That one of Davidson’s best rap parody sketches — ending with a callback to his initial Adam Sandler comparisons — ended up cut for time is hilarious in and of itself, isn’t it?
Worst Sketch of The Night: “Final Encounter Cold Open”
Once again: In this case, “worst sketch” does not mean bad sketch. In fact, this sketch succeeded as soon as it revealed that its “political” premise was a bait and switch. To reiterate: This was a good sketch compared to what could’ve happened in previous cold opens. (The Benedict Cumberbatch cold open is still the contemporary gold standard though.) Alright.
Now, despite the fact that this sketch seemed to exist solely to get the guest (and Bryant) to break — or maybe just Ryan Gosling made it seem that way — these “Encounter” always manages to actively work against that premise.

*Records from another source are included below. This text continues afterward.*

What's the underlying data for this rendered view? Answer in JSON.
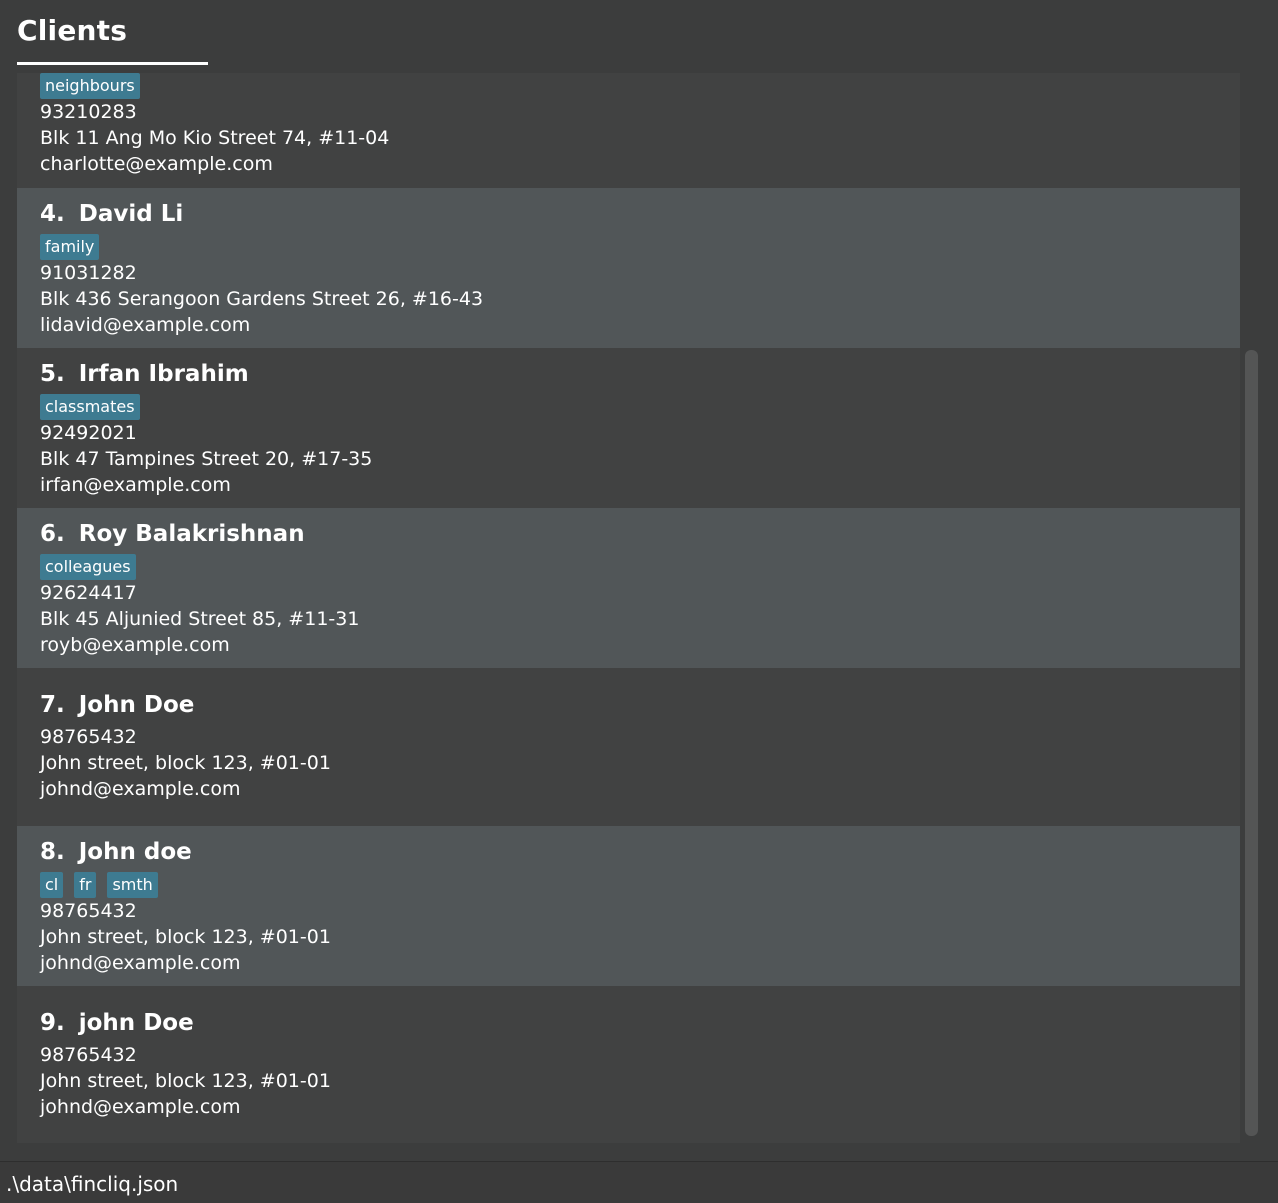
{
  "header": {
    "tab_title": "Clients"
  },
  "clients": [
    {
      "index": "",
      "name": "",
      "tags": [
        "neighbours"
      ],
      "phone": "93210283",
      "address": "Blk 11 Ang Mo Kio Street 74, #11-04",
      "email": "charlotte@example.com"
    },
    {
      "index": "4.",
      "name": "David Li",
      "tags": [
        "family"
      ],
      "phone": "91031282",
      "address": "Blk 436 Serangoon Gardens Street 26, #16-43",
      "email": "lidavid@example.com"
    },
    {
      "index": "5.",
      "name": "Irfan Ibrahim",
      "tags": [
        "classmates"
      ],
      "phone": "92492021",
      "address": "Blk 47 Tampines Street 20, #17-35",
      "email": "irfan@example.com"
    },
    {
      "index": "6.",
      "name": "Roy Balakrishnan",
      "tags": [
        "colleagues"
      ],
      "phone": "92624417",
      "address": "Blk 45 Aljunied Street 85, #11-31",
      "email": "royb@example.com"
    },
    {
      "index": "7.",
      "name": "John Doe",
      "tags": [],
      "phone": "98765432",
      "address": "John street, block 123, #01-01",
      "email": "johnd@example.com"
    },
    {
      "index": "8.",
      "name": "John doe",
      "tags": [
        "cl",
        "fr",
        "smth"
      ],
      "phone": "98765432",
      "address": "John street, block 123, #01-01",
      "email": "johnd@example.com"
    },
    {
      "index": "9.",
      "name": "john Doe",
      "tags": [],
      "phone": "98765432",
      "address": "John street, block 123, #01-01",
      "email": "johnd@example.com"
    }
  ],
  "status_bar": {
    "path": ".\\data\\fincliq.json"
  },
  "colors": {
    "background": "#3c3d3d",
    "card_alt": "#515658",
    "tag": "#3e7b91"
  }
}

The camera work ends up being framed in a way that you’ll never really see the host’s reactions until the last bits — which was the case here, with McKinnon really trying to get Lyonne to break, which wasn’t as successful as in the “Mr. Dooley” sketch — despite it being the supposed point of the sketch. Again “worst” sketch of the night typically doesn’t actually mean bad, so let’s not pretend McKinnon’s send-off at the end wasn’t actually touching. But in the pantheon of the Colleen Rafferty sketches, it was certainly the weakest of the bunch. (That Strong is also the same character throughout these bits but not “the draw” should be noted too. And the audience definitely knew that and reacted accordingly when they went wild for this.)
In terms of the goodbyes to the departing cast members, Kyle Mooney was the only one who didn’t really get any fanfare. In that case, supposedly you could say his Baby Yoda bit on Weekend Update last week was his official farewell, but that would be disappointing. (If only there could’ve been one final Chris Fitzpatrick sketch.) Davidson was able to say goodbye while clowning on Colin Jost — who, unfortunately, didn’t get to trade jokes with Michael Che — and talking about how much Lorne Michaels truly meant to him as a father figure.

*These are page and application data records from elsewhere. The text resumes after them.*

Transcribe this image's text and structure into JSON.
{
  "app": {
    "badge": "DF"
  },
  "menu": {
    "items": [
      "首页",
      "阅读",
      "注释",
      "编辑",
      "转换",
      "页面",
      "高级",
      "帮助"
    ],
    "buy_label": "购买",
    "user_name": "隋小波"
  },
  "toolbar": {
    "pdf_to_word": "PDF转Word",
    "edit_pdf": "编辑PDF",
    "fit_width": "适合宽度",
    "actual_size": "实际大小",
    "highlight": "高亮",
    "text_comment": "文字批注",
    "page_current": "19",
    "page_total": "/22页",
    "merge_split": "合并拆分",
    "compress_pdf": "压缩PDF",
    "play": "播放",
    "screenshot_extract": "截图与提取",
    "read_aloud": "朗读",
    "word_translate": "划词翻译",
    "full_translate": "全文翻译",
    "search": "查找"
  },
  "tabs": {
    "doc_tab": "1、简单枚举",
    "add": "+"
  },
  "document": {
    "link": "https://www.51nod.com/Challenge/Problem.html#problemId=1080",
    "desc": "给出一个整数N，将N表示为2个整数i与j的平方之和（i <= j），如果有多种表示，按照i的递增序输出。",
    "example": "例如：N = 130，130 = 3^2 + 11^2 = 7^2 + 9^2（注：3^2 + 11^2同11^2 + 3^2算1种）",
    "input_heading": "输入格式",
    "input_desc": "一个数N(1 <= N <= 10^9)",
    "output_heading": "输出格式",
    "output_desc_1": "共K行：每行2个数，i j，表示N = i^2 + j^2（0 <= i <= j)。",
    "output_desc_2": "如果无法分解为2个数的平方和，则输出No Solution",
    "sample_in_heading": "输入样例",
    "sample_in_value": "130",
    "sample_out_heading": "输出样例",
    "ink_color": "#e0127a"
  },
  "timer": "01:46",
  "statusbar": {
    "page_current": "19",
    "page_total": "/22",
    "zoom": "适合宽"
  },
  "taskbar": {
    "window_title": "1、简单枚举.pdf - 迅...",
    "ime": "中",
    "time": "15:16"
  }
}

Hours before this episode, I’d tweeted about how Bryant deserved her flowers for her time at “SNL.”… and then the returning Trend Forecasters feature allowed her to literally get them. In fact, I typically don’t personalize these reviews, but I have to mention that I cried at both Bowen Yang and Michael Che kissing her on the cheek to end this bit and Che literally giving her her flowers. We’ll miss you Aidy B. Not so much, Navel Oranges.

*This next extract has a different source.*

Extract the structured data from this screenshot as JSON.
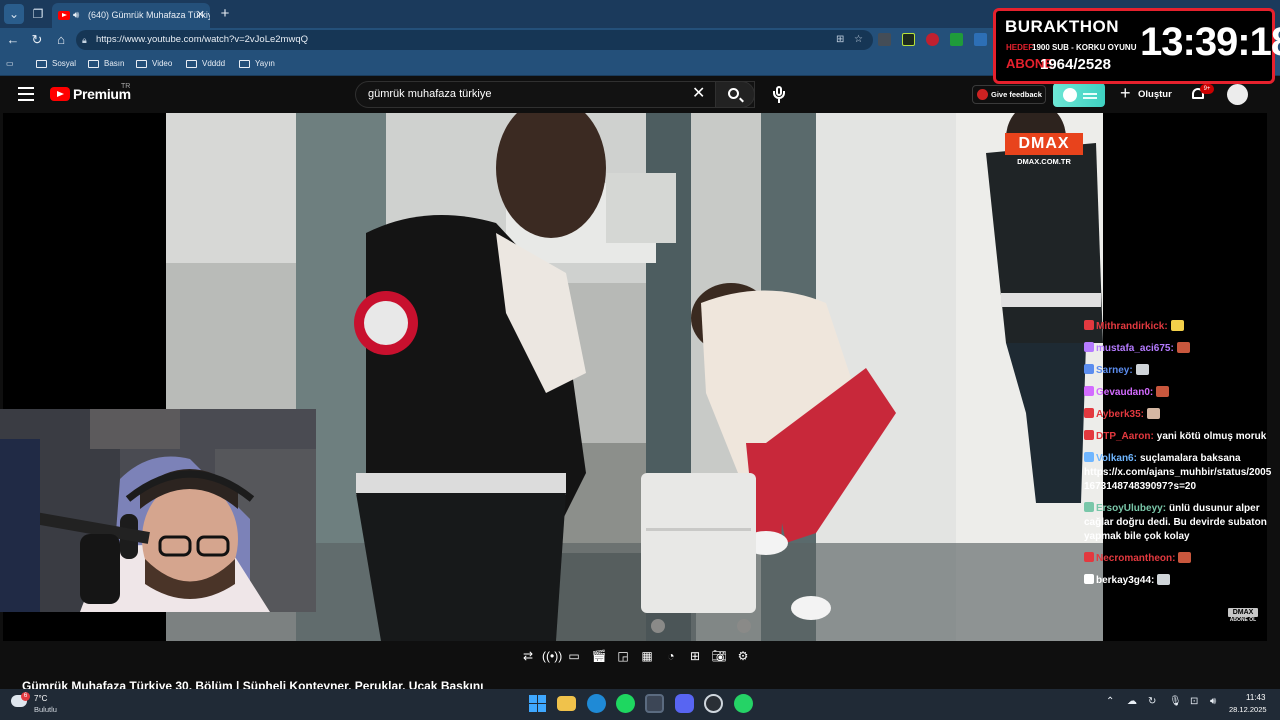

In another life, Lyonne easily could’ve been an “SNL” cast member. This is not being said in the Justin Timberlake way — which, as good as he was and would be should he return, the discourse of him basically being another cast member was always exhausting — but in the fact that her acting chops and her connection to people in the “SNL” camp could’ve easily parlayed her way into such a role. Plus, this episode already had Davidson say anyone could be an “SNL” cast member, so it’s not like Lyonne would be on the bottom tier of “anyone.”
As the initial sketch of the episode — not counting the cold open — “‘50s Baseball Broadcast” truly was a tour de force for Lyonne, simultaneously channeling a mess of a male ‘50s radio broadcaster and Lucille Ball (the thumbnail for the video is uncanny in that way). Not just in her performance in times of her line delivery but in her physical comedy too, as she was constantly undressing and redressing herself throughout.
And even when Lyonne wasn’t the focus of the sketch, it still felt like “SNL” wrote for her, which was not quite the case for Selena Gomez (who was a great host) last week.